Throughout his creative work, Stow most frequently dramatised the metaphysical dilemmas of his characters, and he explored the isolation of a European consciousness in an Australian environment to great effect. The diverse narrative techniques found in his fiction have led some critics to identify him as an early practitioner of postmodernist ideas. Stow's contribution to Australian literature attracted many awards and honours, including the Britannica-Australia Award in 1966 and the Patrick White Literary Award in 1979. Although he continued to live in England, Stow retained his strong connection with Geraldton, Western Australia, through the Randolph Stow Fiction and Poetry Award established in 1987.
Stow died in hospital near his home in the Essex village of Old Harwich.
(Sources: Anthony J. Hassall 'Randolph Stow November 28, 1935-', Dictionary of Literary Biography, Volume 260: Australian Writers, 1915-1950. Ed. Selina Samuels. ( 2002): 382-391); Anthony J. Hassall Strange Country : A Study of Randolph Stow (1990); John Hetherington, 'Randolph Stow : Young Man In No Hurry', Forty-Two Faces (1962): 242-247)).

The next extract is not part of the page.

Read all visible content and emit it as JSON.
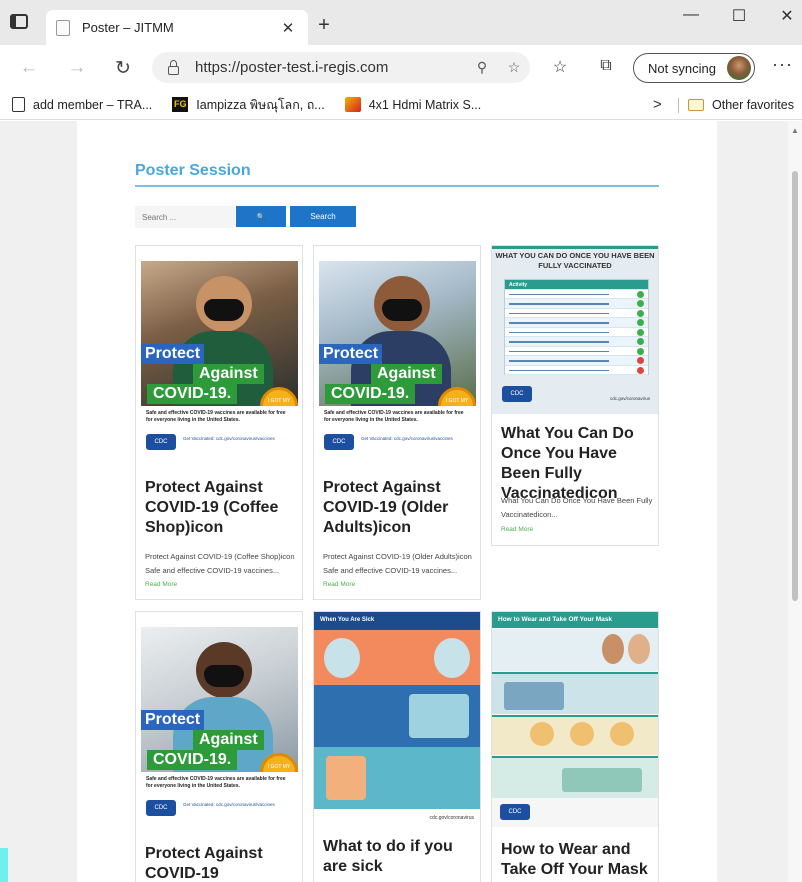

''When a succession of murders shatters the tranquillityof an East Anglian seafaring town, irrational suspicion spreads like a contagious plague. In the murky pubs and on the cobbled street corners gossip is rife. Could Frank de Vere have shot his own wife through the head? Could Greg be the mad-dog killer of his brother?'
yMidnite : The Story of a Wild Colonial BoyMelbourne:Cheshire,1967Z3207771967single work children's fiction children's historical fiction satire humour A not-so-bright highwayman keeps getting arrested, but his clever animal friends always help him escape, until one day he finally becomes successful enough to begin living like an honest man. (Libraries Australia record).